Requirement:
Return all of the lines below exactly as they are.
[[ Data extracts, beginning ]]
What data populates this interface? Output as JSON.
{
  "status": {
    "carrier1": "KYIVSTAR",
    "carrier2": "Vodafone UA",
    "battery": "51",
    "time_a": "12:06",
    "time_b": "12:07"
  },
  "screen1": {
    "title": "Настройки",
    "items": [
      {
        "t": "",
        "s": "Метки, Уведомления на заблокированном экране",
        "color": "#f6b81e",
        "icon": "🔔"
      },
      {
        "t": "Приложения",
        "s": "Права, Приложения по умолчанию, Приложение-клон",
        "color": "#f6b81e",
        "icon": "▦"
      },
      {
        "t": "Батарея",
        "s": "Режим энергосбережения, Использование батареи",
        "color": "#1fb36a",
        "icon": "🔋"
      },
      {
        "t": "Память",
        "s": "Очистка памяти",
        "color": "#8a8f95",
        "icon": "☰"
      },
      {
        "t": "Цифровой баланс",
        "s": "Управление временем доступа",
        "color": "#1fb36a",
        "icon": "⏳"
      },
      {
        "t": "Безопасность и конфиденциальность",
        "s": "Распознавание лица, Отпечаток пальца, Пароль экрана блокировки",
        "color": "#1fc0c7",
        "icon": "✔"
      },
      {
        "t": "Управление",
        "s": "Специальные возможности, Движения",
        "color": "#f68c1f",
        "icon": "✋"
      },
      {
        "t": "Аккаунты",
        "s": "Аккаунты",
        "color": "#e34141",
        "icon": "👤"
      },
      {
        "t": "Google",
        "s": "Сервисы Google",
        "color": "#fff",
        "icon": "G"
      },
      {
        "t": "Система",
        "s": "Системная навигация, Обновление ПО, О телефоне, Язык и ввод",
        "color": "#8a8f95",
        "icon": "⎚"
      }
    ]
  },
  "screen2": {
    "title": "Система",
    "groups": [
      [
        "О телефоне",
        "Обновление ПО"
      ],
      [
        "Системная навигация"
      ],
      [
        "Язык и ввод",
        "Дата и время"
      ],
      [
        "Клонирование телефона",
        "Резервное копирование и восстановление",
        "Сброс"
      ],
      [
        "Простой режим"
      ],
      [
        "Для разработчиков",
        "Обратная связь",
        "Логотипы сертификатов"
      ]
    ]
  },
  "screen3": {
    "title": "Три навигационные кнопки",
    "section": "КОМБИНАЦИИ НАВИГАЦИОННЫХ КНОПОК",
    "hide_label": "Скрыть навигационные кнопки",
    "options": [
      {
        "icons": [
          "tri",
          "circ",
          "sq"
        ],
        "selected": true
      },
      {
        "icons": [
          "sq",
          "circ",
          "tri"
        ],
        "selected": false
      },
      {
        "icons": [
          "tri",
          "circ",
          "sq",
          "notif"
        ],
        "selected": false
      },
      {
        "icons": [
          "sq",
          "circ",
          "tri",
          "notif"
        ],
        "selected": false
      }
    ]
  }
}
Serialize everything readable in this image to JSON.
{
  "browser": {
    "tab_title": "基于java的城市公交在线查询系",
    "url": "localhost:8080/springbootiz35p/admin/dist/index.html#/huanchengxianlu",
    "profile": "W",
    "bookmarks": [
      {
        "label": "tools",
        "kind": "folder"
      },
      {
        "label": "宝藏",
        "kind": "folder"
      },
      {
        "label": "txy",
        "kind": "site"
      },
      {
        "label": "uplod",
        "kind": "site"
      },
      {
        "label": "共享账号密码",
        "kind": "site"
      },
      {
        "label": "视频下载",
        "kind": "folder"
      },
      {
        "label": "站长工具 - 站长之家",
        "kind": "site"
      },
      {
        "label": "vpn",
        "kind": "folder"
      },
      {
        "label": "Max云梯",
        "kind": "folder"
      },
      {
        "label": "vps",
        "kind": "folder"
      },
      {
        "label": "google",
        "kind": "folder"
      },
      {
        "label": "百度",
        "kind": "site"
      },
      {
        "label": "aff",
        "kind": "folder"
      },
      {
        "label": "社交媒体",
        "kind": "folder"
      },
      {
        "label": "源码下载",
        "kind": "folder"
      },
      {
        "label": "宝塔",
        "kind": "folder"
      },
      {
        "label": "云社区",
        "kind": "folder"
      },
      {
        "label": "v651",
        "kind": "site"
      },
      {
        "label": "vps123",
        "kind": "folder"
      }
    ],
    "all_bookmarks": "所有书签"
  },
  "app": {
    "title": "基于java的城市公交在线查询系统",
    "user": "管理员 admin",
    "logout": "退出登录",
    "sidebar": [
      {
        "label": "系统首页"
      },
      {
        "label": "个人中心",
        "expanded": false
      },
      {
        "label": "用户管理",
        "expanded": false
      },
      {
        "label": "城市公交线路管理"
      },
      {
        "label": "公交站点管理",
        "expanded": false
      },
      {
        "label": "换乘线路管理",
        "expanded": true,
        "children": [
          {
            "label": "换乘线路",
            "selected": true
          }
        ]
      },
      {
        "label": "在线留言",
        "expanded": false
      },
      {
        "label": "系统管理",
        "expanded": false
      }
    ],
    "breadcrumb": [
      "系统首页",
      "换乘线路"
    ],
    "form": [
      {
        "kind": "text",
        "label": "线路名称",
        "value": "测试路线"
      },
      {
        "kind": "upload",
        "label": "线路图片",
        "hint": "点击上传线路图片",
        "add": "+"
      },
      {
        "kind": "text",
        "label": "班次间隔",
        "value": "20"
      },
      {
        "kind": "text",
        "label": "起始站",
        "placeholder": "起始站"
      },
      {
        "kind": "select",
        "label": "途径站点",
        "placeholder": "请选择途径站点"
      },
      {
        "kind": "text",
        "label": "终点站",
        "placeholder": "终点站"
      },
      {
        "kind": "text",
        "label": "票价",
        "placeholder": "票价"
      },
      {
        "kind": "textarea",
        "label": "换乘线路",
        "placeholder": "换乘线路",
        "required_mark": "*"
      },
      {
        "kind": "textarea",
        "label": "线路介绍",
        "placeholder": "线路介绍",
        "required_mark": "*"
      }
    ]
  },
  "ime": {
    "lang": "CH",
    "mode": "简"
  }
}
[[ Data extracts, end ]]
Written solution:
What data populates this interface? Output as JSON.
{
  "status": {
    "carrier1": "KYIVSTAR",
    "carrier2": "Vodafone UA",
    "battery": "51",
    "time_a": "12:06",
    "time_b": "12:07"
  },
  "screen1": {
    "title": "Настройки",
    "items": [
      {
        "t": "",
        "s": "Метки, Уведомления на заблокированном экране",
        "color": "#f6b81e",
        "icon": "🔔"
      },
      {
        "t": "Приложения",
        "s": "Права, Приложения по умолчанию, Приложение-клон",
        "color": "#f6b81e",
        "icon": "▦"
      },
      {
        "t": "Батарея",
        "s": "Режим энергосбережения, Использование батареи",
        "color": "#1fb36a",
        "icon": "🔋"
      },
      {
        "t": "Память",
        "s": "Очистка памяти",
        "color": "#8a8f95",
        "icon": "☰"
      },
      {
        "t": "Цифровой баланс",
        "s": "Управление временем доступа",
        "color": "#1fb36a",
        "icon": "⏳"
      },
      {
        "t": "Безопасность и конфиденциальность",
        "s": "Распознавание лица, Отпечаток пальца, Пароль экрана блокировки",
        "color": "#1fc0c7",
        "icon": "✔"
      },
      {
        "t": "Управление",
        "s": "Специальные возможности, Движения",
        "color": "#f68c1f",
        "icon": "✋"
      },
      {
        "t": "Аккаунты",
        "s": "Аккаунты",
        "color": "#e34141",
        "icon": "👤"
      },
      {
        "t": "Google",
        "s": "Сервисы Google",
        "color": "#fff",
        "icon": "G"
      },
      {
        "t": "Система",
        "s": "Системная навигация, Обновление ПО, О телефоне, Язык и ввод",
        "color": "#8a8f95",
        "icon": "⎚"
      }
    ]
  },
  "screen2": {
    "title": "Система",
    "groups": [
      [
        "О телефоне",
        "Обновление ПО"
      ],
      [
        "Системная навигация"
      ],
      [
        "Язык и ввод",
        "Дата и время"
      ],
      [
        "Клонирование телефона",
        "Резервное копирование и восстановление",
        "Сброс"
      ],
      [
        "Простой режим"
      ],
      [
        "Для разработчиков",
        "Обратная связь",
        "Логотипы сертификатов"
      ]
    ]
  },
  "screen3": {
    "title": "Три навигационные кнопки",
    "section": "КОМБИНАЦИИ НАВИГАЦИОННЫХ КНОПОК",
    "hide_label": "Скрыть навигационные кнопки",
    "options": [
      {
        "icons": [
          "tri",
          "circ",
          "sq"
        ],
        "selected": true
      },
      {
        "icons": [
          "sq",
          "circ",
          "tri"
        ],
        "selected": false
      },
      {
        "icons": [
          "tri",
          "circ",
          "sq",
          "notif"
        ],
        "selected": false
      },
      {
        "icons": [
          "sq",
          "circ",
          "tri",
          "notif"
        ],
        "selected": false
      }
    ]
  }
}
Serialize everything readable in this image to JSON.
{
  "browser": {
    "tab_title": "基于java的城市公交在线查询系",
    "url": "localhost:8080/springbootiz35p/admin/dist/index.html#/huanchengxianlu",
    "profile": "W",
    "bookmarks": [
      {
        "label": "tools",
        "kind": "folder"
      },
      {
        "label": "宝藏",
        "kind": "folder"
      },
      {
        "label": "txy",
        "kind": "site"
      },
      {
        "label": "uplod",
        "kind": "site"
      },
      {
        "label": "共享账号密码",
        "kind": "site"
      },
      {
        "label": "视频下载",
        "kind": "folder"
      },
      {
        "label": "站长工具 - 站长之家",
        "kind": "site"
      },
      {
        "label": "vpn",
        "kind": "folder"
      },
      {
        "label": "Max云梯",
        "kind": "folder"
      },
      {
        "label": "vps",
        "kind": "folder"
      },
      {
        "label": "google",
        "kind": "folder"
      },
      {
        "label": "百度",
        "kind": "site"
      },
      {
        "label": "aff",
        "kind": "folder"
      },
      {
        "label": "社交媒体",
        "kind": "folder"
      },
      {
        "label": "源码下载",
        "kind": "folder"
      },
      {
        "label": "宝塔",
        "kind": "folder"
      },
      {
        "label": "云社区",
        "kind": "folder"
      },
      {
        "label": "v651",
        "kind": "site"
      },
      {
        "label": "vps123",
        "kind": "folder"
      }
    ],
    "all_bookmarks": "所有书签"
  },
  "app": {
    "title": "基于java的城市公交在线查询系统",
    "user": "管理员 admin",
    "logout": "退出登录",
    "sidebar": [
      {
        "label": "系统首页"
      },
      {
        "label": "个人中心",
        "expanded": false
      },
      {
        "label": "用户管理",
        "expanded": false
      },
      {
        "label": "城市公交线路管理"
      },
      {
        "label": "公交站点管理",
        "expanded": false
      },
      {
        "label": "换乘线路管理",
        "expanded": true,
        "children": [
          {
            "label": "换乘线路",
            "selected": true
          }
        ]
      },
      {
        "label": "在线留言",
        "expanded": false
      },
      {
        "label": "系统管理",
        "expanded": false
      }
    ],
    "breadcrumb": [
      "系统首页",
      "换乘线路"
    ],
    "form": [
      {
        "kind": "text",
        "label": "线路名称",
        "value": "测试路线"
      },
      {
        "kind": "upload",
        "label": "线路图片",
        "hint": "点击上传线路图片",
        "add": "+"
      },
      {
        "kind": "text",
        "label": "班次间隔",
        "value": "20"
      },
      {
        "kind": "text",
        "label": "起始站",
        "placeholder": "起始站"
      },
      {
        "kind": "select",
        "label": "途径站点",
        "placeholder": "请选择途径站点"
      },
      {
        "kind": "text",
        "label": "终点站",
        "placeholder": "终点站"
      },
      {
        "kind": "text",
        "label": "票价",
        "placeholder": "票价"
      },
      {
        "kind": "textarea",
        "label": "换乘线路",
        "placeholder": "换乘线路",
        "required_mark": "*"
      },
      {
        "kind": "textarea",
        "label": "线路介绍",
        "placeholder": "线路介绍",
        "required_mark": "*"
      }
    ]
  },
  "ime": {
    "lang": "CH",
    "mode": "简"
  }
}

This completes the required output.